After soliciting advice yesterday from a variety of friends in the medical field, I took the suggestion to drink a lot of water before my appointment and also to take an aspirin. When I got to the doctor's office, I waited. And waited. I started out the morning feeling sane and well-adjusted, but as time elapsed, I got irrationally worked up. And, I was starving. I'm not used to fasting, especially in the morning, and I quickly became light-headed and shaky. And then I started getting hangry.
Twenty-five minutes passed, and I was still in the waiting room, psyching myself out and practically chewing off the arm of my seat.
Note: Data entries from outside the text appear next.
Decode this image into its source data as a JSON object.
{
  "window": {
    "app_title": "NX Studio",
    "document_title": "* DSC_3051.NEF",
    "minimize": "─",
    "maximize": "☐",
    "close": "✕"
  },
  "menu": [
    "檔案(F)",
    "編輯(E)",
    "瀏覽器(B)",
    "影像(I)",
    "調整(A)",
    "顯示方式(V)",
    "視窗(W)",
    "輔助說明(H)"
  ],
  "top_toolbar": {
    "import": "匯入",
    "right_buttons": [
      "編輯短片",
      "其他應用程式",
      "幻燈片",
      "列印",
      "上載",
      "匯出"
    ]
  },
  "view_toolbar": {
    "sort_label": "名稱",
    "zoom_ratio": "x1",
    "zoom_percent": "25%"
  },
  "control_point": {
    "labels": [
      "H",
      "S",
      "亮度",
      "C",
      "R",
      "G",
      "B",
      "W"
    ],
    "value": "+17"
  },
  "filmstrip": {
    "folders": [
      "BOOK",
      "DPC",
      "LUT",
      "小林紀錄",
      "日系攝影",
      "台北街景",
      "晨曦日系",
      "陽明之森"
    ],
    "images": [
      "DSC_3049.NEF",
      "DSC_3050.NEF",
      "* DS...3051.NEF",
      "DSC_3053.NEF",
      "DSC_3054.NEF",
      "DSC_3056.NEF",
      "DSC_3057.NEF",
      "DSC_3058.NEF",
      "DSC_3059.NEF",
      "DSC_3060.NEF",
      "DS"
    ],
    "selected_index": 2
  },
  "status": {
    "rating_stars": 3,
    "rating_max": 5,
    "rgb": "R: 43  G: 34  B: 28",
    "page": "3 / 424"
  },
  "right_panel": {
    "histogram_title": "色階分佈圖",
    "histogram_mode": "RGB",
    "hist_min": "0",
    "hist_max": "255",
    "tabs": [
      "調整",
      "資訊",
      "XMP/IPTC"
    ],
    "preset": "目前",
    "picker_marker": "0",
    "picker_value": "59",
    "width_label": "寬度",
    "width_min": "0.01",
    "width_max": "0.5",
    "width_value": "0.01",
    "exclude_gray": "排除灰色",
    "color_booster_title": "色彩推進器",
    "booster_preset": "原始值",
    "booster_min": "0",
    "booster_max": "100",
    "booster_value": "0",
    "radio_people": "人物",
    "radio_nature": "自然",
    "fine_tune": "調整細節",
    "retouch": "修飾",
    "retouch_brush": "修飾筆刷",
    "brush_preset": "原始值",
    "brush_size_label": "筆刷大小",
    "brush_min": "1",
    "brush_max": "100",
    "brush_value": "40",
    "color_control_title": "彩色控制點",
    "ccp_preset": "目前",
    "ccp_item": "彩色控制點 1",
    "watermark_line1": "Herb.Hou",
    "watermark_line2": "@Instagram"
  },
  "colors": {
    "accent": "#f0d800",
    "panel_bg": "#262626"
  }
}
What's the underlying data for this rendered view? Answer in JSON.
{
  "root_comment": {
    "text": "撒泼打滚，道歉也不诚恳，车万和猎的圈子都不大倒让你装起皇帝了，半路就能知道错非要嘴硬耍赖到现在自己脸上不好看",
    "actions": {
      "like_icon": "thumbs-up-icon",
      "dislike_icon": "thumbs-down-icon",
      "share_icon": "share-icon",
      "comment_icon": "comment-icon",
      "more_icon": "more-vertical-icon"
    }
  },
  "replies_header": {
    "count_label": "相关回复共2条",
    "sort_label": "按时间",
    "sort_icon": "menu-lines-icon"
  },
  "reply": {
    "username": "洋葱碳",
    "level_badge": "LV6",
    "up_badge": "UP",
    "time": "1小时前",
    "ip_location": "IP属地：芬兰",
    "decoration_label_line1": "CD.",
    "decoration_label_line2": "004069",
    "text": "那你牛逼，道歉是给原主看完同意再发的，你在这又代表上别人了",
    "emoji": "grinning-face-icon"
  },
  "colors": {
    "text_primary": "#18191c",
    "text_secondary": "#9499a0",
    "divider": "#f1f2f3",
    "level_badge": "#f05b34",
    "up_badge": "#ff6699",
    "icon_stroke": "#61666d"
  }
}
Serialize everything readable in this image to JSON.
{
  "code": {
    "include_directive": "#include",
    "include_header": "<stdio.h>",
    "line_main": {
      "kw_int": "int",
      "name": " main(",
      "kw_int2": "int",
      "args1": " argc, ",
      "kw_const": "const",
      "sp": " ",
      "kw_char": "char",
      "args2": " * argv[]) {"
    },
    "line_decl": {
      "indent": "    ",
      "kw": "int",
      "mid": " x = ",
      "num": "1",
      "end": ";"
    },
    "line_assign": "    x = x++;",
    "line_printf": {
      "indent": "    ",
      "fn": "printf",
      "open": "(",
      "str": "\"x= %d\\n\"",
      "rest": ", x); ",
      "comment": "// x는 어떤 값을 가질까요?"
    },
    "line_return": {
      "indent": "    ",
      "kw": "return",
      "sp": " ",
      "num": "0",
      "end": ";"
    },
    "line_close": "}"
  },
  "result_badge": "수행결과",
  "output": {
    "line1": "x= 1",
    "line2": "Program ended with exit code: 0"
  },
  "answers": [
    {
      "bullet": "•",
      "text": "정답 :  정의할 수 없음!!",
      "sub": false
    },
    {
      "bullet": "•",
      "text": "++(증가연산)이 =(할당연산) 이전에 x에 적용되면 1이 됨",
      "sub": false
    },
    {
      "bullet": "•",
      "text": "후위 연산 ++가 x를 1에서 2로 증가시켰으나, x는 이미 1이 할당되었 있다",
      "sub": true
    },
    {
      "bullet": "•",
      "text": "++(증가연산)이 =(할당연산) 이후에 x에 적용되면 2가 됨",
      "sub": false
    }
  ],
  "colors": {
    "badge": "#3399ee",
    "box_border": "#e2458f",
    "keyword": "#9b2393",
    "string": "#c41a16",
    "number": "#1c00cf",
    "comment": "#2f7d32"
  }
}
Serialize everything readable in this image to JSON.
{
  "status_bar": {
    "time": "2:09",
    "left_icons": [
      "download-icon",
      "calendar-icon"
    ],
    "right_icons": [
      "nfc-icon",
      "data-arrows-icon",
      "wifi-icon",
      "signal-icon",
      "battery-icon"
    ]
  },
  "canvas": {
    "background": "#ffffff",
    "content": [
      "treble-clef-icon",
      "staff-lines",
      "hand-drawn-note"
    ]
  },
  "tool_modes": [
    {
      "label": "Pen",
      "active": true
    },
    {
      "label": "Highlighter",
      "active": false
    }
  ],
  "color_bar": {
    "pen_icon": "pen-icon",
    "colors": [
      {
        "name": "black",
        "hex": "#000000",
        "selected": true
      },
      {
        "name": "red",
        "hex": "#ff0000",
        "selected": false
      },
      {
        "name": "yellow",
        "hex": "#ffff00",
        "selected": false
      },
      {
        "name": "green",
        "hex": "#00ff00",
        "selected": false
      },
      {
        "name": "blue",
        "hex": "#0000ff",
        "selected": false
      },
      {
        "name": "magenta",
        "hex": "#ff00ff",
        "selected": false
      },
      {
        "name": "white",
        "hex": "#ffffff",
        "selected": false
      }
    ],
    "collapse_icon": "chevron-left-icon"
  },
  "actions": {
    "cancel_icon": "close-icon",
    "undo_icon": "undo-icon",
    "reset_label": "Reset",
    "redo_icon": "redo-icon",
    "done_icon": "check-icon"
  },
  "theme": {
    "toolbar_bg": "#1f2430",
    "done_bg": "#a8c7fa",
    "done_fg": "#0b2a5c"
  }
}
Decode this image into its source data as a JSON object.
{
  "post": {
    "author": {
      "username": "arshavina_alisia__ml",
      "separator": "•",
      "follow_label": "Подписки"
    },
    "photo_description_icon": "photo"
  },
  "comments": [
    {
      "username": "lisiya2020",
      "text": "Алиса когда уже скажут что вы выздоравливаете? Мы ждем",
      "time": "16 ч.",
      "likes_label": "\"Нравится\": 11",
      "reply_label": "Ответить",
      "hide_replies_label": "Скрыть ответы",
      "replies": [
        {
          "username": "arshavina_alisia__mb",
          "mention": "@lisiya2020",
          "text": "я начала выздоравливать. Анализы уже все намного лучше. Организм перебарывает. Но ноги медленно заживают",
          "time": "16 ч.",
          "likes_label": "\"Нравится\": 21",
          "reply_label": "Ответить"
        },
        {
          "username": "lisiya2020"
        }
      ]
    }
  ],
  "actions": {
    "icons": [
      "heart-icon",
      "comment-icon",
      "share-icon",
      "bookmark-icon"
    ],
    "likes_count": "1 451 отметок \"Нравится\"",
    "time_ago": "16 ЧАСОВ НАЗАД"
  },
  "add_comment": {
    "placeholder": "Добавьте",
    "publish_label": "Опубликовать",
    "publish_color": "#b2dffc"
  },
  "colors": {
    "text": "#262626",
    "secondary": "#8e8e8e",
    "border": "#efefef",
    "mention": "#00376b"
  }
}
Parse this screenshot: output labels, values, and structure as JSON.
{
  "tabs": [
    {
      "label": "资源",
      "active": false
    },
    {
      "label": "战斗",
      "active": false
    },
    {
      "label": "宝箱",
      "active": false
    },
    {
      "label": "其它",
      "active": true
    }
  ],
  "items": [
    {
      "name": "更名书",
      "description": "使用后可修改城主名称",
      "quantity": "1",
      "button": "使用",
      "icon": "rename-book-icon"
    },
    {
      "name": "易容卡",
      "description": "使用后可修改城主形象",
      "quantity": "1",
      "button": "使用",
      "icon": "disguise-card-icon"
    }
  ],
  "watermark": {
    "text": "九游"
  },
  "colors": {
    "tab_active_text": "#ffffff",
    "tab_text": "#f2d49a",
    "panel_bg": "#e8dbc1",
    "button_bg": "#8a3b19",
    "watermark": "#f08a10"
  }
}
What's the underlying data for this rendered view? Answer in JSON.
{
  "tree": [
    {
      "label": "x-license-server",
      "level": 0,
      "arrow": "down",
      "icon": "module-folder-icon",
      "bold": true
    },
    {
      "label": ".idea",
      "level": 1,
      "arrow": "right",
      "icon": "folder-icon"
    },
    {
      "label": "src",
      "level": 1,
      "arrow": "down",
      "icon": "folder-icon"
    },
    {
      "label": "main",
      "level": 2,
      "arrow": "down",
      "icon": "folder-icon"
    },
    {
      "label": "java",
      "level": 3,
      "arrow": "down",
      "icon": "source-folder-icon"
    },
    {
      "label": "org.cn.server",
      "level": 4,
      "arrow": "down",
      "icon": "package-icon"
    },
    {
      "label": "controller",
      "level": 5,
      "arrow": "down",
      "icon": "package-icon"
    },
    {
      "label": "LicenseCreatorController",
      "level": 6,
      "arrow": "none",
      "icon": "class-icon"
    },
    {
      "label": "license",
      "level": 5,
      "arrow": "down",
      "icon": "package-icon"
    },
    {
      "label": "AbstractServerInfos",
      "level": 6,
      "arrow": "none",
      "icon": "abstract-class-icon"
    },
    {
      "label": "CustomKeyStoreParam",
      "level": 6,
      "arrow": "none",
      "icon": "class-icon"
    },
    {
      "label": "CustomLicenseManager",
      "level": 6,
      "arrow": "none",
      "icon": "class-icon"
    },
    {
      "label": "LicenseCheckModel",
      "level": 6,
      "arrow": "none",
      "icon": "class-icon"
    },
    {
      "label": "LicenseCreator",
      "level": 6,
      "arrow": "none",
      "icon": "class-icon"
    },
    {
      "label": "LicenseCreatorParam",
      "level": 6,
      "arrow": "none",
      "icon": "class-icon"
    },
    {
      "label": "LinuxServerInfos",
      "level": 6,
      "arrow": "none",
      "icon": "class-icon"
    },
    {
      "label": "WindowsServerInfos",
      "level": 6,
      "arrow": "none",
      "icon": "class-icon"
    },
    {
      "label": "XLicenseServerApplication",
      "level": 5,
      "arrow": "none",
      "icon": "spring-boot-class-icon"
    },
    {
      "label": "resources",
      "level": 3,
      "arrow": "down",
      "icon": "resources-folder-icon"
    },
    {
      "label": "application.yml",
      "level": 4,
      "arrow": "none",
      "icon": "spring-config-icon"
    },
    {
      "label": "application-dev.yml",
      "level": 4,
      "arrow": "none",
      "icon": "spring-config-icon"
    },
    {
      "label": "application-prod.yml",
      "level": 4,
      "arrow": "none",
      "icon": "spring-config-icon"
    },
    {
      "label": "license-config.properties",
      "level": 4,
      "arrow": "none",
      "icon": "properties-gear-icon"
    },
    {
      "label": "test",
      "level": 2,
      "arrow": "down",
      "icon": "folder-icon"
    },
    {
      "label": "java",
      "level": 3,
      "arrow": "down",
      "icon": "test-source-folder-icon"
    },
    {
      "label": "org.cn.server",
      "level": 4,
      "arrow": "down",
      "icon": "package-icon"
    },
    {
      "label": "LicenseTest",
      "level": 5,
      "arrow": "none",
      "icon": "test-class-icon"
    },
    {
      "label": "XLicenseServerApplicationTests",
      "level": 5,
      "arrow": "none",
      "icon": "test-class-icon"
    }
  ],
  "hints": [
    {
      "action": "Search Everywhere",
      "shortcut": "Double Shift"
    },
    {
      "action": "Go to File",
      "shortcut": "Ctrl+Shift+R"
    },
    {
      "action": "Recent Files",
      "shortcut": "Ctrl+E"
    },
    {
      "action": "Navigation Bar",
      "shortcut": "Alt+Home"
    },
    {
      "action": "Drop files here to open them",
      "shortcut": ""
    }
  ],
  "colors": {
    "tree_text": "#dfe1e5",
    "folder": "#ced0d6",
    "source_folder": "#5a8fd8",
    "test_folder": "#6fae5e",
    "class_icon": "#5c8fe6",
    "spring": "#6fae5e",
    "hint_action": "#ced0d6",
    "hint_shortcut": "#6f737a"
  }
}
Just as I arose to ask the receptionist, "How much f@#%ing longer?!" the nurse opened the door and called me back.
As we walked to the exam room, I rattled off the list of all the things that have gone wrong with blood extractions in the past so the nurse would be prepared. Undaunted by the challenges she was facing, she retrieved a butterfly needle and asked me to lay down flat on an exam table. She could see that my eyes were welling up, and did her best to comfort me as she quickly--and easily--extracted the blood.
"That wasn't so bad," I admitted as she applied the band-aid to my left arm. She then produced a package of crackers and the aforementioned juice box, and gave me a few minutes to dry my tears, sip my juice, and start acting like an adult again.